- Maybe you enjoyed writing essays in college, processing complex information and synthesizing an argument. Writing white papers could be your niche.
3 Build Your Portfolio
Stressing because you don’t have a degree in writing? Not a problem! My clients never ask about my education (BA in Economics and Anthropology), they ask about my experience working on other projects.
Bottom line: Clients don’t care if you have a degree, they only care if you can do the work.
This is where your portfolio comes in. Your portfolio is your proof that you can do the work you say you can do. Here’s how to get started.
- Gather whatever pieces you already have that pertain to your desired niche (e.g., personal blog posts, articles you wrote for your current company, the brochure you created for the nonprofit you volunteer with).
- Network with family, friends, and community to get a few more projects under your belt (e.g., a social media campaign for your cousin’s ice cream shop, an e-book for your friend’s health coaching practice, a newsletter for your faith community’s food pantry).
- You can work for free (family only) or at a reduced rate (everyone else) since they are taking a chance on you (remember, you don’t have a portfolio yet).

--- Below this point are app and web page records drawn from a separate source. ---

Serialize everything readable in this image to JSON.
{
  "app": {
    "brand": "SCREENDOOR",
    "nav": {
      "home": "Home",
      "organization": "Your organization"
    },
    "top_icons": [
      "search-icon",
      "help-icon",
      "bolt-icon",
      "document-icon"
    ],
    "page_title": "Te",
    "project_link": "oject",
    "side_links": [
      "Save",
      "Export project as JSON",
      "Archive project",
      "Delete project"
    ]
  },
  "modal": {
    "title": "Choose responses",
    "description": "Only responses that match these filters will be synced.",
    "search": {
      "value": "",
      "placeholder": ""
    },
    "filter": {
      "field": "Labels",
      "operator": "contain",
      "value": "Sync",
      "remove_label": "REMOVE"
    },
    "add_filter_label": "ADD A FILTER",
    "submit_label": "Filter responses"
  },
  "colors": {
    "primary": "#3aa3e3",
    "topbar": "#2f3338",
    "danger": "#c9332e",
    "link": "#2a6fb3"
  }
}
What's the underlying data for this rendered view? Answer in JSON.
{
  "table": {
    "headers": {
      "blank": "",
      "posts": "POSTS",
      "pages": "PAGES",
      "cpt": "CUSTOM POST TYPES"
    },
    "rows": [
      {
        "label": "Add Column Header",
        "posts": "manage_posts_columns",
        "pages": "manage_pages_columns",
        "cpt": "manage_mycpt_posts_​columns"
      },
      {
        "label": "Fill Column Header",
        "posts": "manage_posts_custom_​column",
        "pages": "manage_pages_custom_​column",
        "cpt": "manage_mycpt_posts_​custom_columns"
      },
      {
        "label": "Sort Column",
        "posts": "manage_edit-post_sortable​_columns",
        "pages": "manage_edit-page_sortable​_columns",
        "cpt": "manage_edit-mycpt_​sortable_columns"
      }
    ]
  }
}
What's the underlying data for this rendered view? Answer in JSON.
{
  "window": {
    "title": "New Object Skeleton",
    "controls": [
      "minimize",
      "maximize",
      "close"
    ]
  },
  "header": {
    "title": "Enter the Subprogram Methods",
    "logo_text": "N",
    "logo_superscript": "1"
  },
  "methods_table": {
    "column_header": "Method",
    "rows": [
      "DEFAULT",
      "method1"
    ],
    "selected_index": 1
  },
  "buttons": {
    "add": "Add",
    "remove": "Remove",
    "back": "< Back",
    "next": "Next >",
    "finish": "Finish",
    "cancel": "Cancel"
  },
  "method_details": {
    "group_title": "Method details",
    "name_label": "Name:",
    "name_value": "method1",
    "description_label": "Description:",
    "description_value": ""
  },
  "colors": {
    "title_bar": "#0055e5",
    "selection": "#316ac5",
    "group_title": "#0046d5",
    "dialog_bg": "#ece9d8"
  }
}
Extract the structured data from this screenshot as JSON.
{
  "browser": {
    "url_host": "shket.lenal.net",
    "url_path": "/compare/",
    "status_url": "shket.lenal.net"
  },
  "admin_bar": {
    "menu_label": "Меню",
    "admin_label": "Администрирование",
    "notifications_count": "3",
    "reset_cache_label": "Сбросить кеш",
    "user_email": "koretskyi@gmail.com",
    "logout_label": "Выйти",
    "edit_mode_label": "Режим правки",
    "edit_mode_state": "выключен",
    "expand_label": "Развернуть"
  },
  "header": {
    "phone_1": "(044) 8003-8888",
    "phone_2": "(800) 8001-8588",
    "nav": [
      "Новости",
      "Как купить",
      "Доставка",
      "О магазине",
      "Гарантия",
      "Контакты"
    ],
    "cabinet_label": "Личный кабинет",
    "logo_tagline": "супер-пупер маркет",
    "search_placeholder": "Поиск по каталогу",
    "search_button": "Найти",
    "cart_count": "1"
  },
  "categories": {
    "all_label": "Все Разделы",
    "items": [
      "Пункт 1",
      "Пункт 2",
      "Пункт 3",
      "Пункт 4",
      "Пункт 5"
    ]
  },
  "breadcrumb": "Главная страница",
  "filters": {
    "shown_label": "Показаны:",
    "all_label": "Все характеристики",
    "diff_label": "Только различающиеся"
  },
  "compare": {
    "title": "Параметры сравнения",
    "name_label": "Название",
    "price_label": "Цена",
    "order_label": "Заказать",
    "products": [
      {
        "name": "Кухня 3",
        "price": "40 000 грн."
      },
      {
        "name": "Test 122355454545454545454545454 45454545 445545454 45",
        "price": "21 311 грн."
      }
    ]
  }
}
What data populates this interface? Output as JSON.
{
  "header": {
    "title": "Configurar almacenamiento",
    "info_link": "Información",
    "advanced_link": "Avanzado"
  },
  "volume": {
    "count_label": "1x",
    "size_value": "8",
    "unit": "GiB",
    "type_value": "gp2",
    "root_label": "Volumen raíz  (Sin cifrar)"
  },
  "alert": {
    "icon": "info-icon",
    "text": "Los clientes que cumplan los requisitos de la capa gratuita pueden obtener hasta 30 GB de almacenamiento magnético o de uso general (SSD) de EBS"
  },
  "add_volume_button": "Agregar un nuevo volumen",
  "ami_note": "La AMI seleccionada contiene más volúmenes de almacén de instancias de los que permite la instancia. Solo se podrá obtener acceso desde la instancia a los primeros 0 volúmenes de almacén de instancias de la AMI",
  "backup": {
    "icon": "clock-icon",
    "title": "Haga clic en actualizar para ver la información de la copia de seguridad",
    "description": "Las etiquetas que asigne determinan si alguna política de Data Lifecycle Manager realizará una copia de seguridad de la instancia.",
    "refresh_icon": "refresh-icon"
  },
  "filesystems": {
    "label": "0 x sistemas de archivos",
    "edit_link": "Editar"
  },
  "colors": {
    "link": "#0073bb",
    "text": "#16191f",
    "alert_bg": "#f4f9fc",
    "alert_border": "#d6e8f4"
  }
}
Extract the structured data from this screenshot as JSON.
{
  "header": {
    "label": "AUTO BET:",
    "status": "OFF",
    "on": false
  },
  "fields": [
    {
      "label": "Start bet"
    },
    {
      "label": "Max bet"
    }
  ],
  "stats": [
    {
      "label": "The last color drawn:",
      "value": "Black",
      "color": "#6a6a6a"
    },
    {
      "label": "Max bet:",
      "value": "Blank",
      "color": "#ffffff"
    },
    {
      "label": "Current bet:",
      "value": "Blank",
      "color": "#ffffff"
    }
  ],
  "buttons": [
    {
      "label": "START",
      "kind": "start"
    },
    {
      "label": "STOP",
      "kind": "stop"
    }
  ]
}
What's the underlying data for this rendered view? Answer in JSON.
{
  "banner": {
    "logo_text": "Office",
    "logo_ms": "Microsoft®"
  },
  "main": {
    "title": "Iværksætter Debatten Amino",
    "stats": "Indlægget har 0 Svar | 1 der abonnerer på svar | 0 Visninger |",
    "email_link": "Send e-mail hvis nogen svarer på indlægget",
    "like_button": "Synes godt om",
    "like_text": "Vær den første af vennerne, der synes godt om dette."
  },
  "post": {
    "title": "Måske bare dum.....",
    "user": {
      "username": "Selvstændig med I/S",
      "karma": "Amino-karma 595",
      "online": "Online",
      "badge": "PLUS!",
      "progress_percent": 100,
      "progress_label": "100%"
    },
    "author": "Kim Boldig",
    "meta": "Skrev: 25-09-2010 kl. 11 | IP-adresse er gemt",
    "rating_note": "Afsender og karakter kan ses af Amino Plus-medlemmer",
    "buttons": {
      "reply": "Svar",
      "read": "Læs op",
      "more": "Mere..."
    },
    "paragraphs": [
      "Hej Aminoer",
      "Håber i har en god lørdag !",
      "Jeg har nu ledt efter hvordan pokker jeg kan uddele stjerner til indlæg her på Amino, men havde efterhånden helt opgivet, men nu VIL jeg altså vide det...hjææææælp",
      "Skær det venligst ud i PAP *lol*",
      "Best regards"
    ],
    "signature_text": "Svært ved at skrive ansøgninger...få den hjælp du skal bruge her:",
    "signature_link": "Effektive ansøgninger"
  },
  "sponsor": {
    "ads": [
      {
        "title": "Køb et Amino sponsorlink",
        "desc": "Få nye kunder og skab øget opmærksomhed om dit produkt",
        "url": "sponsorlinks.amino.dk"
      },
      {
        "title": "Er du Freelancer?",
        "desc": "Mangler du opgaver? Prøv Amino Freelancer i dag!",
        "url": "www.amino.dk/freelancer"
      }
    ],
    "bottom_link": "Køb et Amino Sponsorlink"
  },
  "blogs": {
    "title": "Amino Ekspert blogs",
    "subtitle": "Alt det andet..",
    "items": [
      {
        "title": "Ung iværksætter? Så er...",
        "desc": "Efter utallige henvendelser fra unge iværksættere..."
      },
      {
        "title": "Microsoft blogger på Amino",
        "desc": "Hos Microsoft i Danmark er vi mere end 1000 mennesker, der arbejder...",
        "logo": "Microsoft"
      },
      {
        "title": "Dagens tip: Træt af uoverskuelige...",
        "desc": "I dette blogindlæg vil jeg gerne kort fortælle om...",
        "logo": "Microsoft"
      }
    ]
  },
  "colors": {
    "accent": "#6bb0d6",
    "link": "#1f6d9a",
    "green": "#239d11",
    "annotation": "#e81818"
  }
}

- Starting small (five to ten projects) is fine. What’s important is quality and that you’re showcasing experience in the niche you’re interested in.
- Put your work on a website you can share with potential clients. There’s Journoportfolio (which I use) and Clippings.me (both are free for up to ten articles), or find a Squarespace or WordPress theme that’s designed to be a portfolio.
4 Find Clients
Now that you have an idea of the type of writing projects you’d like to do, and a portfolio showing your ability to do that work, it’s time to find clients. Here are some ideas to get you started.
- Contract with your current company. You already have a relationship with the company and understand its mission and voice. (This is how I got into freelancing.)
- Email the contacts within your business network. Let them know what type of projects you’re doing and invite them to pass your info on to others who would want to work with you too.
- Email your friends and family about what you’re doing. Promote your new business on your social media channels.
- Cold email companies that you’d like to work with. Identify a need they have (e.g., regular blog posts or newsletters) and show how you can help them.
- Pitch your article ideas to your favorite websites that accept submissions. Some sites pay for posts, many do not (worst case, you have a prestigious portfolio piece).
- Pitch for projects on a job board (ProBlogger, BloggingPro, All Freelance Writing) or content mill (Upwork, Scripted, Contently). But be warned, these opportunities tend to involve high effort and low pay. I’ve never used these sites, but I know many writers have gotten into the biz this way.
- Build relationships with creatives who provide complementary services, such as web and graphic designers. They have clients who need copywriting.
- Network with other fabulous freelance writers. They’ll pass on referrals when they can’t take a job, or when a company they’re writing for is looking for more contractors. (This is how I got connected to Grammarly : ) ).